Re: @Prst. V.Jeltz
Duly authorised to jump in the car and spend an hour driving across London
Not confined to computers of course. I had a similar one when working at a radio station. Back in the day, IRN (Independent Radio News) sent headlines over a satellite serial link direct to a dot-matrix in the newsroom, fed with a huge box of fanfold.
The serial link was a little temperamental (particularly if the printer had gone offline for any reason and the buffer was full), but it usually "just worked".
One Saturday morning I was bleeped out of my bed by the pager and rang in to find a panic-ridden reporter, the first in the newsroom that morning at maybe 5am, who needed to create news and sports headlines and bulletins but was looking at a printer that hadn't printed anything since about 6pm the night before.
"Yes, the paper is in straight and hasn't jammed"
"Yes, the power is on"
"Yes, the 'on-line' light is on"
"Yes, I have tried pressing the 'on-line' button"
"No, there isn't a red warning light"
"No, the light isn't flashing on the serial extender box"
So I crawled out of bed and drove the 20 minutes into town (60 at rush hour), reasoning that for whatever reason, the serial link had gone to sleep again and just needed a gentle reboot. It was locked away in the racks room, to which nobody had access except us engineers - I was one of two.
Nope, serial link seems ok.
Press "on line".
Twelve feet of overnight news somehow magically appeared at my feet.
Gave the hack a dirty look and returned to bed.
Wasn't the first time I'd met this sort of thing, and it sure wasn't the last. (Some) people just panic in these situations and can't think straight. Computers just seem to make them even more prone to panic and cluelessness.
Had a call on another Saturday when I was at the top of a local mountain, walking the dog. In the days of the printer problem above I had no mobile phone (the company wouldn't stump up for one and they were too expensive for me) so I had to stay within a couple of minutes of a landline. By now I had a mobile.
I diagnosed the problem very quickly - one of the channels on the on-air desk was dead or dying - and suggested that if the presenter needed that piece of equipment (a reel-to-reel) urgently he could simply plug it into a different (spare) channel, and I'd fix the thing properly on Monday. This involved swivelling his chair 90 degrees, identifying the leads in the connection panel (they were marked) and moving them one slot to the right (or left or something).
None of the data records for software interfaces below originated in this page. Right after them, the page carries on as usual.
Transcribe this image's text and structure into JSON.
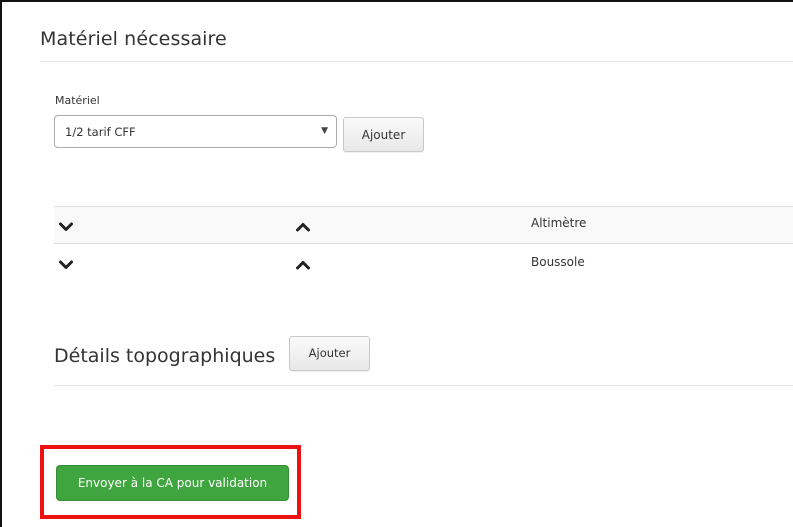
{
  "materiel_section": {
    "title": "Matériel nécessaire",
    "field_label": "Matériel",
    "select_value": "1/2 tarif CFF",
    "add_label": "Ajouter"
  },
  "materiel_list": {
    "rows": [
      {
        "label": "Altimètre",
        "down_icon": "chevron-down-icon",
        "up_icon": "chevron-up-icon"
      },
      {
        "label": "Boussole",
        "down_icon": "chevron-down-icon",
        "up_icon": "chevron-up-icon"
      }
    ]
  },
  "topo_section": {
    "title": "Détails topographiques",
    "add_label": "Ajouter"
  },
  "submit": {
    "label": "Envoyer à la CA pour validation",
    "color": "#3fa63f",
    "highlight_color": "#ee1111"
  }
}
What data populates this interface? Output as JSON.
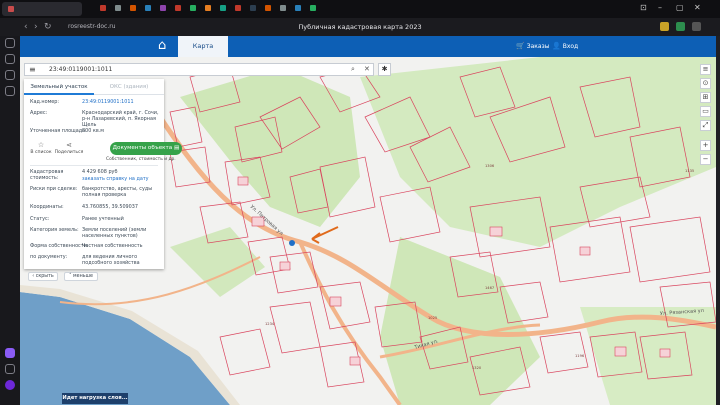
{
  "browser": {
    "url": "rosreestr-doc.ru",
    "page_title": "Публичная кадастровая карта 2023"
  },
  "header": {
    "map_tab": "Карта",
    "orders": "Заказы",
    "login": "Вход"
  },
  "search": {
    "query": "23:49:0119001:1011"
  },
  "panel": {
    "tabs": [
      "Земельный участок",
      "ОКС (здания)"
    ],
    "cad_number_label": "Кад.номер:",
    "cad_number_value": "23:49:0119001:1011",
    "address_label": "Адрес:",
    "address_value": "Краснодарский край, г. Сочи, р-н Лазаревский, п. Якорная Щель",
    "area_label": "Уточненная площадь:",
    "area_value": "800 кв.м",
    "actions": {
      "save": "В список",
      "share": "Поделиться",
      "docs_button": "Документы объекта",
      "docs_sub": "Собственник, стоимость и др."
    },
    "value_label": "Кадастровая стоимость:",
    "value_value": "4 429 608 руб",
    "value_link": "заказать справку на дату",
    "risks_label": "Риски при сделке:",
    "risks_value": "банкротство, аресты, суды полная проверка",
    "coords_label": "Координаты:",
    "coords_value": "43.760855, 39.509037",
    "status_label": "Статус:",
    "status_value": "Ранее учтенный",
    "category_label": "Категория земель:",
    "category_value": "Земли поселений (земли населенных пунктов)",
    "ownership_label": "Форма собственности:",
    "ownership_value": "Частная собственность",
    "use_label": "по документу:",
    "use_value": "для ведения личного подсобного хозяйства",
    "hide": "скрыть",
    "less": "меньше"
  },
  "map": {
    "streets": [
      "Ул. Петровая ул",
      "Тихая ул.",
      "Ул. Рязанская ул"
    ],
    "plot_labels": [
      "1135",
      "1306",
      "1467",
      "1320",
      "1234",
      "1025",
      "1196"
    ],
    "loading": "Идет нагрузка слоя..."
  },
  "colors": {
    "header": "#0d5fb5",
    "docs_button": "#36a24a",
    "parcel_border": "#d9455e",
    "green_zone": "#cfe7b8",
    "water": "#6f9fc8",
    "road": "#f2b48a"
  }
}
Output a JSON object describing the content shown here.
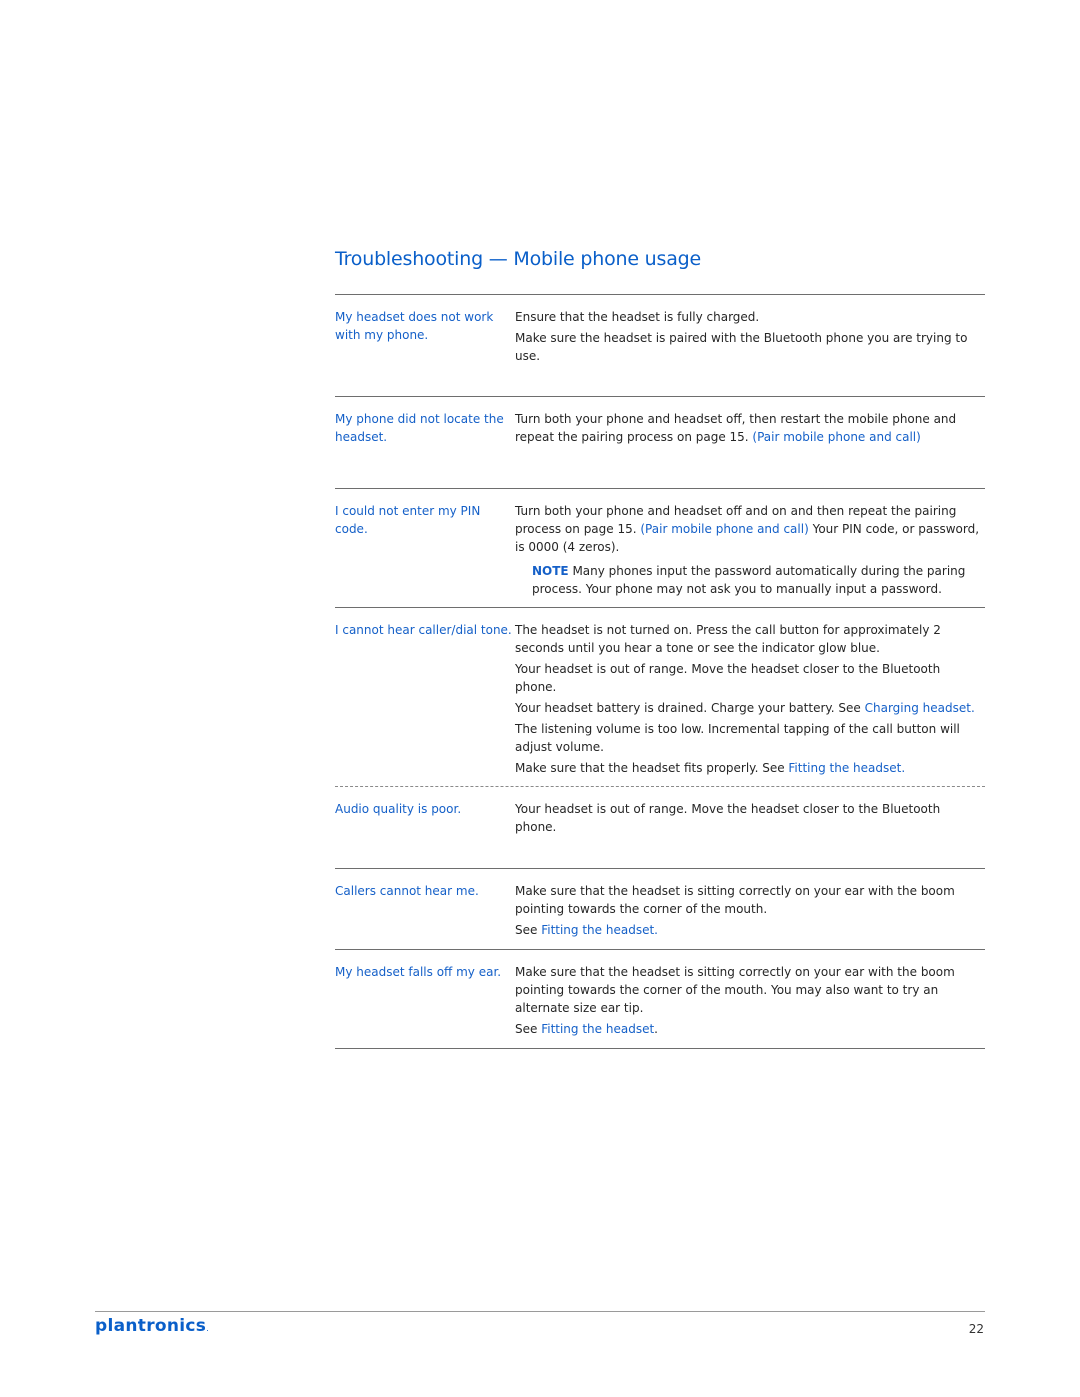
{
  "page": {
    "title": "Troubleshooting — Mobile phone usage",
    "page_number": "22"
  },
  "brand": {
    "logo_text": "plantronics",
    "logo_dot": ".",
    "accent_color": "#0a5fc9"
  },
  "rows": [
    {
      "problem": "My headset does not work with my phone.",
      "solutions": [
        {
          "text": "Ensure that the headset is fully charged."
        },
        {
          "text": "Make sure the headset is paired with the Bluetooth phone you are trying to use."
        }
      ]
    },
    {
      "problem": "My phone did not locate the headset.",
      "solutions": [
        {
          "text": "Turn both your phone and headset off, then restart the mobile phone and repeat the pairing process on page 15. ",
          "link": "(Pair mobile phone and call)"
        }
      ]
    },
    {
      "problem": "I could not enter my PIN code.",
      "solutions": [
        {
          "text": "Turn both your phone and headset off and on and then repeat the pairing process on page 15. ",
          "link": "(Pair mobile phone and call)",
          "after": " Your PIN code, or password, is 0000 (4 zeros)."
        }
      ],
      "note": {
        "label": "NOTE",
        "text": " Many phones input the password automatically during the paring process. Your phone may not ask you to manually input a password."
      }
    },
    {
      "problem": "I cannot hear caller/dial tone.",
      "solutions": [
        {
          "text": "The headset is not turned on. Press the call button for approximately 2 seconds until you hear a tone or see the indicator glow blue."
        },
        {
          "text": "Your headset is out of range. Move the headset closer to the Bluetooth phone."
        },
        {
          "text": "Your headset battery is drained. Charge your battery. See ",
          "link": "Charging headset."
        },
        {
          "text": "The listening volume is too low. Incremental tapping of the call button will adjust volume."
        },
        {
          "text": "Make sure that the headset fits properly. See ",
          "link": "Fitting the headset."
        }
      ]
    },
    {
      "problem": "Audio quality is poor.",
      "solutions": [
        {
          "text": "Your headset is out of range. Move the headset closer to the Bluetooth phone."
        }
      ]
    },
    {
      "problem": "Callers cannot hear me.",
      "solutions": [
        {
          "text": "Make sure that the headset is sitting correctly on your ear with the boom pointing towards the corner of the mouth."
        },
        {
          "text": "See ",
          "link": "Fitting the headset."
        }
      ]
    },
    {
      "problem": "My headset falls off my ear.",
      "solutions": [
        {
          "text": "Make sure that the headset is sitting correctly on your ear with the boom pointing towards the corner of the mouth. You may also want to try an alternate size ear tip."
        },
        {
          "text": "See ",
          "link": "Fitting the headset",
          "after": "."
        }
      ]
    }
  ]
}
He flat out refused to do this and insisted I come in, which I did, bringing the dog as well, who proceeded to snuffle around the studio, under all the furniture, trying to make friends with the presenter, while I spent five seconds moving a couple of plugs and another ten seconds checking that the tape played properly in the new channel.
One step worse was the on-air "talent" who called me at 11pm one evening to complain that "half the mixer isn't working". I discovered that the bloke on air before him had been celebrating his last live show with the station and tipped half a bottle of cider in the desk. Fortunately, that desk had a separate electronics pod (and a drainage hole right above the presenter's crotch) and all he'd managed to do was drown a few faders in sticky sugary drink. But he hadn't owned up and had handed over to the next guy who had then "soldiered on" with (IIRC) just one working microphone, one working CD player and some cart machines for maybe an hour before calling me.
The obvious solution was to move him to the spare studio, a procedure which required pushing a couple of buttons to "offer" and "accept" the handover. It was quite literally next door, but he refused to move because it would mean packing up his bits and moving them too.
Instead I dismantled the desk while he continued to present his show and washed half a dozen conductive plastic Penny & Giles faders under the kitchen tap. I think I saved all the resistance elements and just replaced a couple of the wipers.
Sorry, must be the season for recounting ancient history.